**Data extracts**:
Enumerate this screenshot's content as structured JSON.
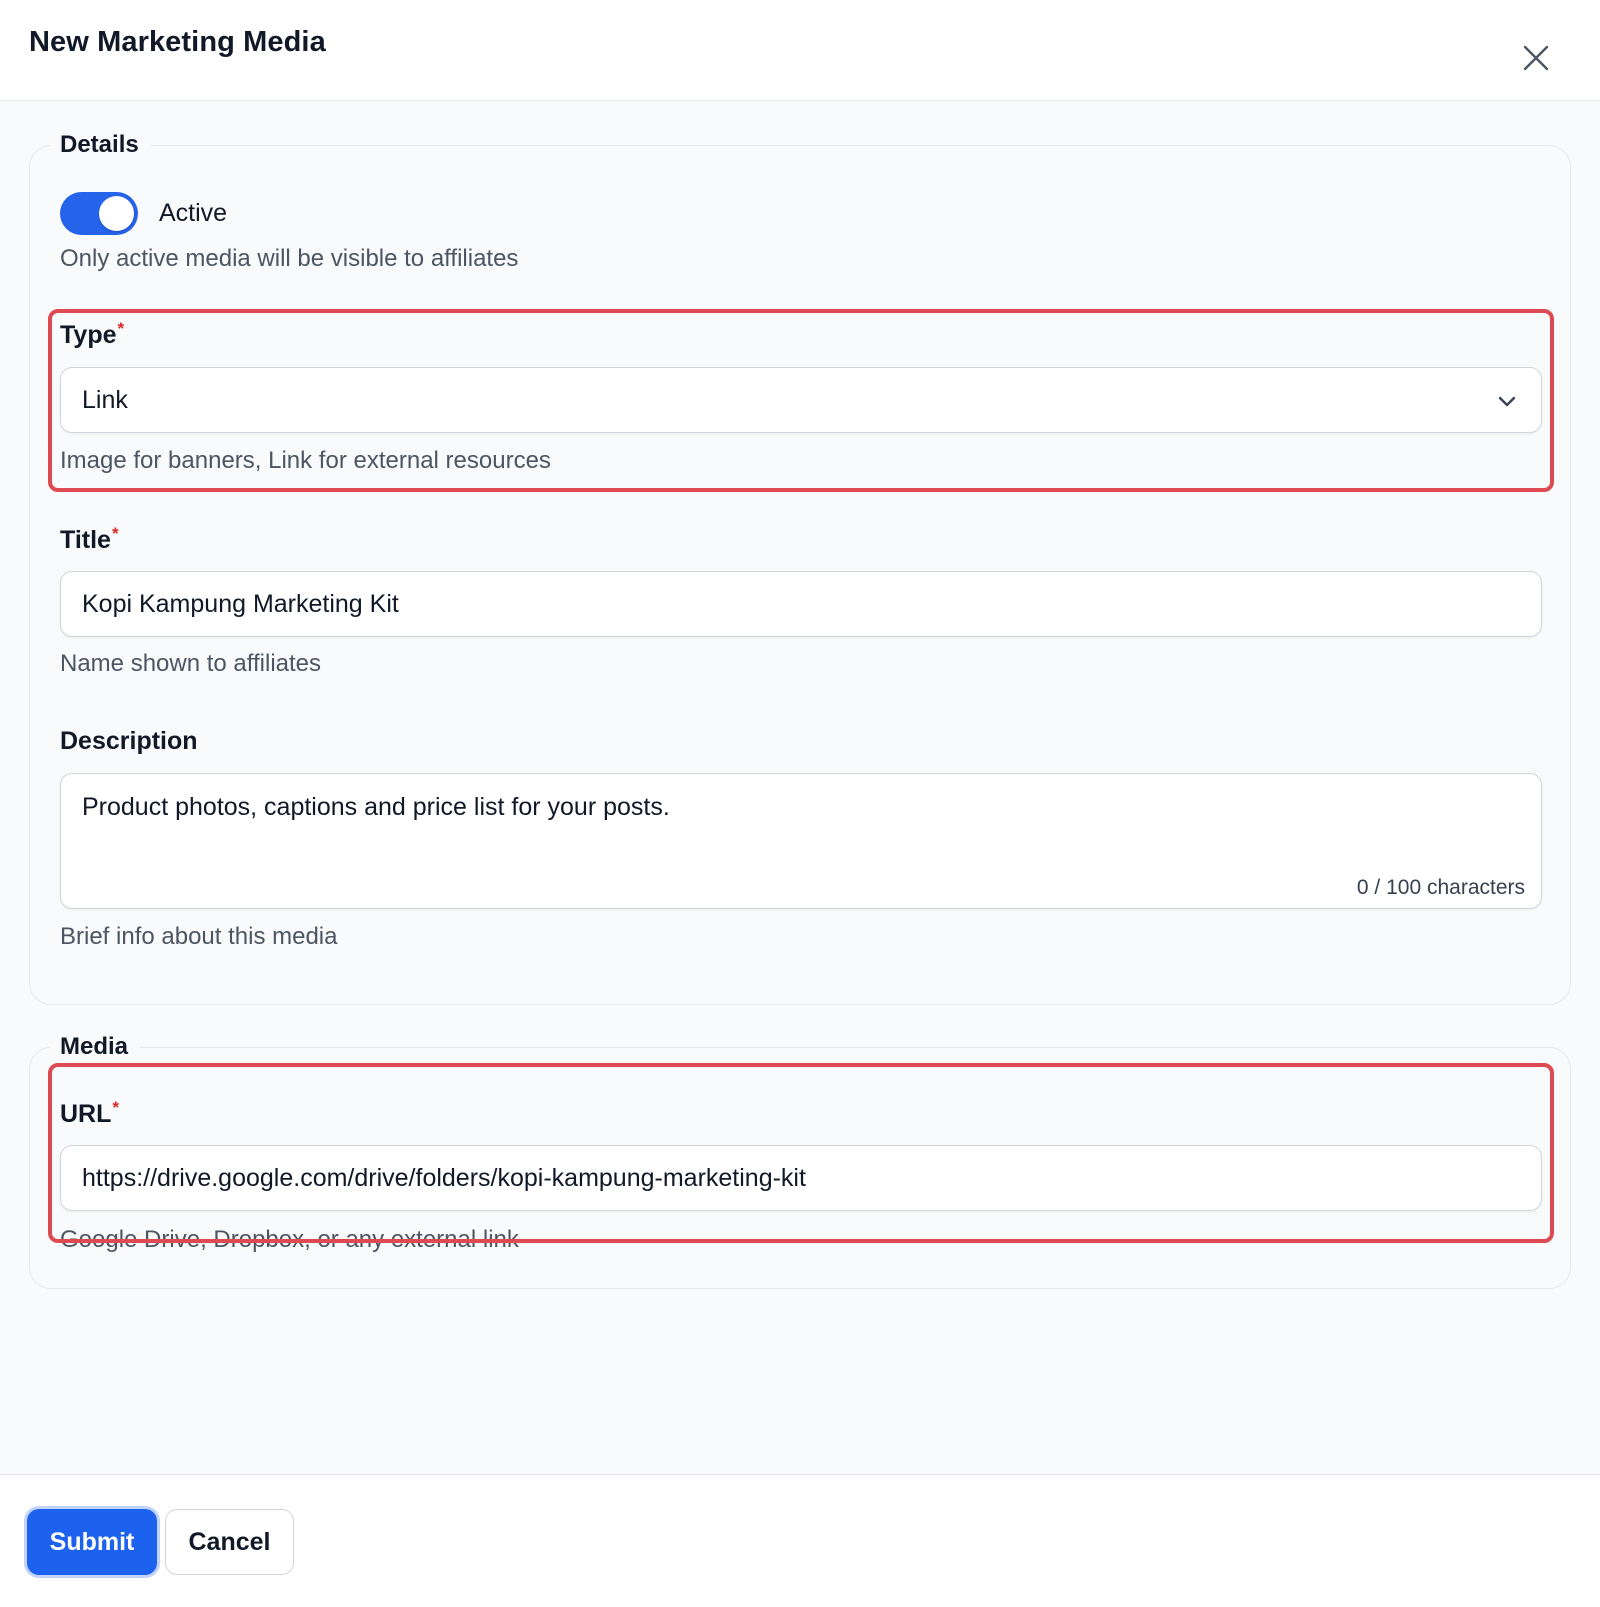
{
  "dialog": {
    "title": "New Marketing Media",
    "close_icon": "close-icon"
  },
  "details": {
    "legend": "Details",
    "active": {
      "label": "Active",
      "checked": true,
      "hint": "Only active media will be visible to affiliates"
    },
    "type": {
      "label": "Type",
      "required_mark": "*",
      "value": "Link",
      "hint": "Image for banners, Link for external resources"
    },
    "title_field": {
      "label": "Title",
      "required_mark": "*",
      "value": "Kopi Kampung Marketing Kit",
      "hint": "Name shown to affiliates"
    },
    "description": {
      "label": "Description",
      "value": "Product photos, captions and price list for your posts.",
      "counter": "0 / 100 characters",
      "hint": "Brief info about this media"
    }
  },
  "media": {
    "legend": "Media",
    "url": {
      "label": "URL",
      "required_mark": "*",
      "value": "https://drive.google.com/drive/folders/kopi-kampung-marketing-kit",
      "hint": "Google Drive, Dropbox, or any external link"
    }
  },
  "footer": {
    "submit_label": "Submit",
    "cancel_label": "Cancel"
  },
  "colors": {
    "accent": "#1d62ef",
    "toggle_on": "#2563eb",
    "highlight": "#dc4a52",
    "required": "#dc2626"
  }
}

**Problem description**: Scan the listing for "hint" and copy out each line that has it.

**Reply to the task**:
      "hint": "Only active media will be visible to affiliates"
      "hint": "Image for banners, Link for external resources"
      "hint": "Name shown to affiliates"
      "hint": "Brief info about this media"
      "hint": "Google Drive, Dropbox, or any external link"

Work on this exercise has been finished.